This incident marks the third recorded moose attack in Colorado this spring. All three attacks have involved cow moose defending calves.
“There was an attack on May 26 in Breckenridge,” Clay said. “In that incident, a trail runner came across a moose with a calf. And then there was another one in Grand Lake on May 31. That involved a woman outside of her home who came across a cow with a calf.”
Unlike other members of the deer family, moose rarely flee when encountering people.
“They are different from some of the other big game species that you encounter,” he said. “Your deer and elk, a lot of times they’ll hear you or detect you coming if you’re out hiking. Most often they’ll get out of the way before you know it. Moose are going to stand their ground, and they’re going to keep doing what they’re doing. That’s just their temperament. It’s up to us as humans to stay out of their way.”
Shortly after the deputy was forced to dispatch the charging moose near Nederland, wildlife officials with CPW returned to the scene to retrieve her orphaned calf. The agency’s veterinary staff, now caring for the animal, says it’s about three days old.
“Its probability for survival is unknown at this point given we do not know how much early colostrum she would have received from her mother,” a CPW press release said. “While our wildlife health staff cannot take every orphaned animal, it was determined when evaluating the circumstances of this situation that our wildlife health staff would take in this animal to use her growth and development for CPW's educational purposes.”
According to Clay, the mature cow moose that was killed during the attack was average size for the shiras subspecies common to Colorado. An average shiras cow can weigh between 800 and 900 pounds.
“When they attack, they kick and stomp, and a lot of times people get knocked down, and when they’re down they get trampled on,” he said. “If you find yourself being charged by a moose, you need to run. Get out of the way.
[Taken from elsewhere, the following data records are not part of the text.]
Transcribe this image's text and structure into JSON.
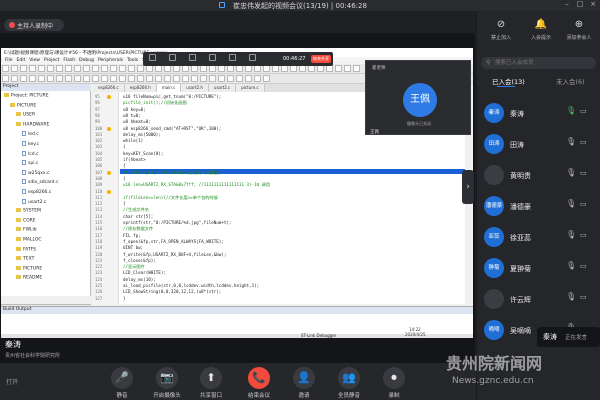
{
  "window": {
    "title": "崔忠伟发起的视频会议(13/19)  |  00:46:28"
  },
  "recording": {
    "label": "主持人录制中"
  },
  "ide": {
    "title": "E:\\试题\\视频课程\\原理与\\课设计#56 - 不透明\\Projects\\USER\\PICTURE.uvprojx",
    "menu": [
      "File",
      "Edit",
      "View",
      "Project",
      "Flash",
      "Debug",
      "Peripherals",
      "Tools",
      "SVCS",
      "Window",
      "Help"
    ],
    "project_header": "Project",
    "tree": [
      {
        "label": "Project: PICTURE",
        "kind": "folder",
        "indent": 0
      },
      {
        "label": "PICTURE",
        "kind": "folder",
        "indent": 1
      },
      {
        "label": "USER",
        "kind": "folder",
        "indent": 2
      },
      {
        "label": "HARDWARE",
        "kind": "folder",
        "indent": 2
      },
      {
        "label": "led.c",
        "kind": "file",
        "indent": 3
      },
      {
        "label": "key.c",
        "kind": "file",
        "indent": 3
      },
      {
        "label": "lcd.c",
        "kind": "file",
        "indent": 3
      },
      {
        "label": "spi.c",
        "kind": "file",
        "indent": 3
      },
      {
        "label": "w25qxx.c",
        "kind": "file",
        "indent": 3
      },
      {
        "label": "sdio_sdcard.c",
        "kind": "file",
        "indent": 3
      },
      {
        "label": "esp8266.c",
        "kind": "file",
        "indent": 3
      },
      {
        "label": "usart2.c",
        "kind": "file",
        "indent": 3
      },
      {
        "label": "SYSTEM",
        "kind": "folder",
        "indent": 2
      },
      {
        "label": "CORE",
        "kind": "folder",
        "indent": 2
      },
      {
        "label": "FWLib",
        "kind": "folder",
        "indent": 2
      },
      {
        "label": "MALLOC",
        "kind": "folder",
        "indent": 2
      },
      {
        "label": "FATFS",
        "kind": "folder",
        "indent": 2
      },
      {
        "label": "TEXT",
        "kind": "folder",
        "indent": 2
      },
      {
        "label": "PICTURE",
        "kind": "folder",
        "indent": 2
      },
      {
        "label": "README",
        "kind": "folder",
        "indent": 2
      }
    ],
    "doc_tabs": [
      "esp8266.c",
      "esp8266.h",
      "main.c",
      "usart2.h",
      "usart2.c",
      "picture.c"
    ],
    "line_numbers": [
      "95",
      "96",
      "97",
      "98",
      "99",
      "100",
      "101",
      "102",
      "103",
      "104",
      "105",
      "106",
      "107",
      "108",
      "109",
      "110",
      "111",
      "112",
      "113",
      "114",
      "115",
      "116",
      "117",
      "118",
      "119",
      "120",
      "121",
      "122",
      "123",
      "124",
      "125",
      "126",
      "127"
    ],
    "code": [
      "u16 fileNum=pic_get_tnum(\"0:/PICTURE\");",
      "picfile_init();//初始化画图",
      "u8 key=0;",
      "u8 t=0;",
      "u8 hbeat=0;",
      "u8 esp8266_send_cmd(\"AT+RST\",\"OK\",100);",
      "delay_ms(5000);",
      "while(1)",
      "{",
      "  key=KEY_Scan(0);",
      "  if(hbeat>",
      "  {",
      "    if(USART2_RX_STA&0x8000)//接收到一次数据了",
      "    {",
      "      u16 len=USART2_RX_STA&0x7fff;   //1111111111111111   3)-1Ω 调用",
      "      u32 fileLen=USART2_RX_BUF[0]<<24 | USART2_RX_BUF[1]<<16 | USART2_RX_BUF[2]<<8 | USART2_RX_BUF[3];",
      "      if(fileLen>=len){//文件长度>=单个包的时候",
      "      {",
      "        //生成文件名",
      "        char str[5];",
      "        sprintf(str,\"0:/PICTURE/%d.jpg\",fileNum+t);",
      "        //保存数据文件",
      "        FIL fp;",
      "        f_open(&fp,str,FA_OPEN_ALWAYS|FA_WRITE);",
      "        UINT bw;",
      "        f_write(&fp,USART2_RX_BUF+4,fileLen,&bw);",
      "        f_close(&fp);",
      "        //显示图片",
      "        LCD_Clear(WHITE);",
      "        delay_ms(10);",
      "        ai_load_picfile(str,0,0,lcddev.width,lcddev.height,1);",
      "        LCD_ShowString(0,0,320,12,12,(u8*)str);",
      "      }"
    ],
    "build_header": "Build Output",
    "status": "ST-Link Debugger"
  },
  "float_controls": {
    "time": "00:46:27",
    "end_label": "结束共享"
  },
  "small_video": {
    "top_name": "崔老师",
    "avatar_text": "王佩",
    "caption": "摄像头已关闭",
    "bottom_name": "王佩"
  },
  "speaker": {
    "name": "秦涛",
    "subtitle": "贵州省社会科学院研究所"
  },
  "mic_mini": "打开",
  "taskbar_clock": {
    "time": "14:22",
    "date": "2020/4/25"
  },
  "bottom_bar": [
    {
      "id": "mute",
      "icon": "🎤",
      "label": "静音",
      "red": false
    },
    {
      "id": "camera",
      "icon": "📷",
      "label": "开启摄像头",
      "red": false
    },
    {
      "id": "share",
      "icon": "⬆",
      "label": "共享窗口",
      "red": false
    },
    {
      "id": "end",
      "icon": "📞",
      "label": "结束会议",
      "red": true
    },
    {
      "id": "manage",
      "icon": "👤",
      "label": "邀请",
      "red": false
    },
    {
      "id": "muteall",
      "icon": "👥",
      "label": "全员静音",
      "red": false
    },
    {
      "id": "record",
      "icon": "⏺",
      "label": "录制",
      "red": false
    }
  ],
  "right_panel": {
    "top_actions": [
      {
        "label": "禁止加入",
        "icon": "⊘"
      },
      {
        "label": "入会提示",
        "icon": "🔔"
      },
      {
        "label": "添加参会人",
        "icon": "⊕"
      }
    ],
    "search_placeholder": "搜索已入会成员",
    "tabs": {
      "joined": "已入会(13)",
      "not_joined": "未入会(6)"
    },
    "members": [
      {
        "name": "秦涛",
        "avatar": "秦涛",
        "color": "#1f6fd6",
        "mic": true
      },
      {
        "name": "田涛",
        "avatar": "田涛",
        "color": "#1f6fd6",
        "mic": false
      },
      {
        "name": "黄明贵",
        "avatar": "",
        "color": "#3b3d42",
        "mic": false
      },
      {
        "name": "潘德豪",
        "avatar": "潘德豪",
        "color": "#1f6fd6",
        "mic": false
      },
      {
        "name": "徐亚蕊",
        "avatar": "亚蕊",
        "color": "#1f6fd6",
        "mic": false
      },
      {
        "name": "夏翀菊",
        "avatar": "翀菊",
        "color": "#1f6fd6",
        "mic": false
      },
      {
        "name": "许云辉",
        "avatar": "",
        "color": "#3b3d42",
        "mic": false
      },
      {
        "name": "吴嘀嘀",
        "avatar": "嘀嘀",
        "color": "#1f6fd6",
        "mic": false
      }
    ],
    "speaking_badge": {
      "name": "秦涛",
      "status": "正在发言"
    }
  },
  "watermark": {
    "text": "贵州院新闻网",
    "url": "News.gznc.edu.cn"
  },
  "colors": {
    "accent": "#2e7be6",
    "danger": "#f24b3d",
    "panel": "#25262a"
  }
}
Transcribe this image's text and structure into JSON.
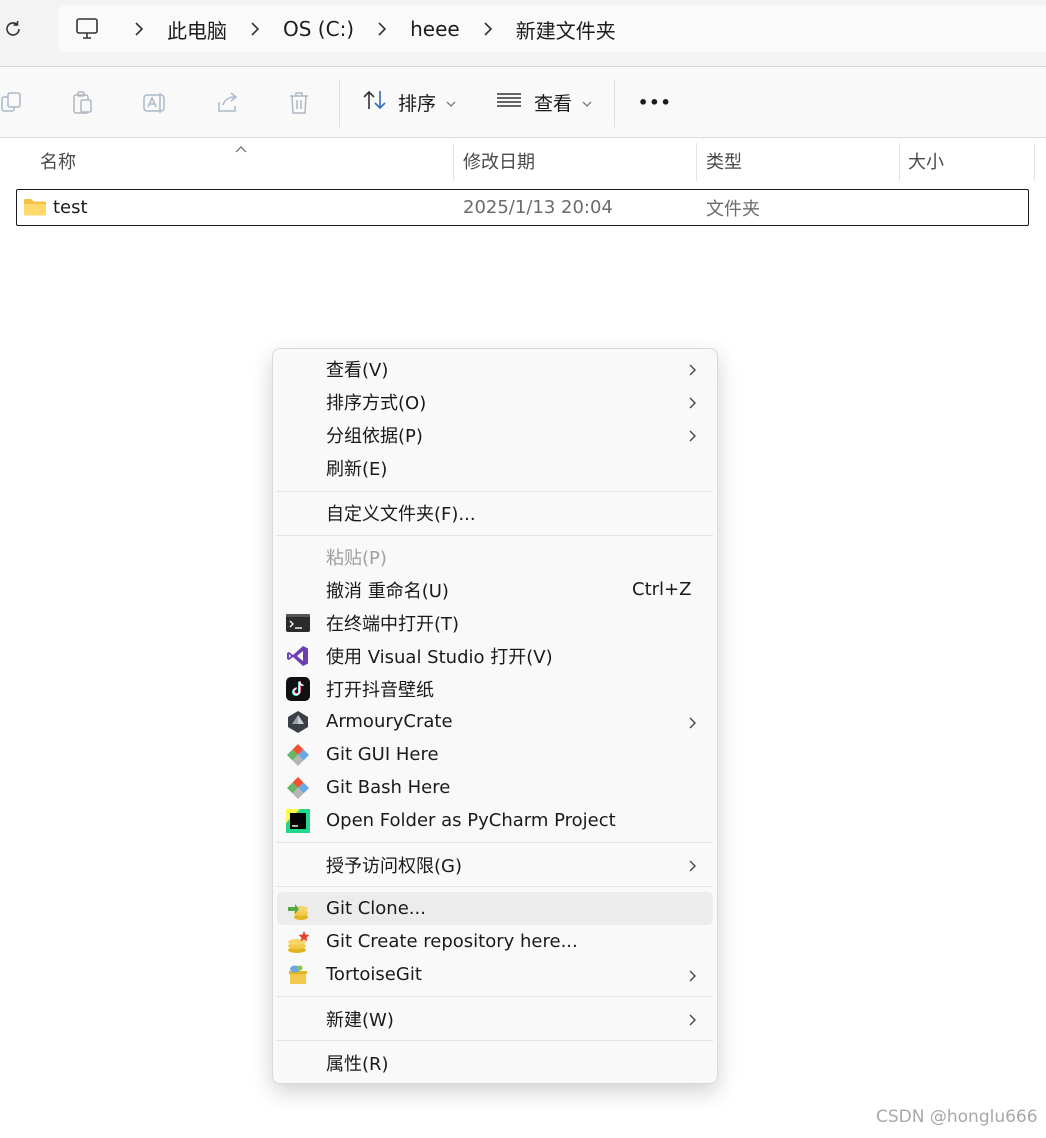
{
  "breadcrumb": {
    "icon": "computer-icon",
    "items": [
      "此电脑",
      "OS (C:)",
      "heee",
      "新建文件夹"
    ]
  },
  "toolbar": {
    "icons": [
      "copy-icon",
      "paste-icon",
      "rename-icon",
      "share-icon",
      "delete-icon"
    ],
    "sort_label": "排序",
    "view_label": "查看",
    "more_label": "•••"
  },
  "columns": {
    "name": "名称",
    "modified": "修改日期",
    "type": "类型",
    "size": "大小"
  },
  "files": [
    {
      "name": "test",
      "modified": "2025/1/13 20:04",
      "type": "文件夹",
      "size": ""
    }
  ],
  "context_menu": {
    "items": [
      {
        "label": "查看(V)",
        "submenu": true
      },
      {
        "label": "排序方式(O)",
        "submenu": true
      },
      {
        "label": "分组依据(P)",
        "submenu": true
      },
      {
        "label": "刷新(E)"
      },
      {
        "label": "自定义文件夹(F)..."
      },
      {
        "label": "粘贴(P)",
        "disabled": true
      },
      {
        "label": "撤消 重命名(U)",
        "shortcut": "Ctrl+Z"
      },
      {
        "label": "在终端中打开(T)",
        "icon": "terminal-icon"
      },
      {
        "label": "使用 Visual Studio 打开(V)",
        "icon": "visual-studio-icon"
      },
      {
        "label": "打开抖音壁纸",
        "icon": "douyin-icon"
      },
      {
        "label": "ArmouryCrate",
        "icon": "armoury-crate-icon",
        "submenu": true
      },
      {
        "label": "Git GUI Here",
        "icon": "git-icon"
      },
      {
        "label": "Git Bash Here",
        "icon": "git-icon"
      },
      {
        "label": "Open Folder as PyCharm Project",
        "icon": "pycharm-icon"
      },
      {
        "label": "授予访问权限(G)",
        "submenu": true
      },
      {
        "label": "Git Clone...",
        "icon": "tortoisegit-clone-icon",
        "highlighted": true
      },
      {
        "label": "Git Create repository here...",
        "icon": "tortoisegit-create-icon"
      },
      {
        "label": "TortoiseGit",
        "icon": "tortoisegit-icon",
        "submenu": true
      },
      {
        "label": "新建(W)",
        "submenu": true
      },
      {
        "label": "属性(R)"
      }
    ]
  },
  "watermark": "CSDN @honglu666"
}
Get behind a tree, a large rock, or boulders—anything to get something big between you and that moose to help you from being injured.”
Feature image via Colorado Parks and Wildlife.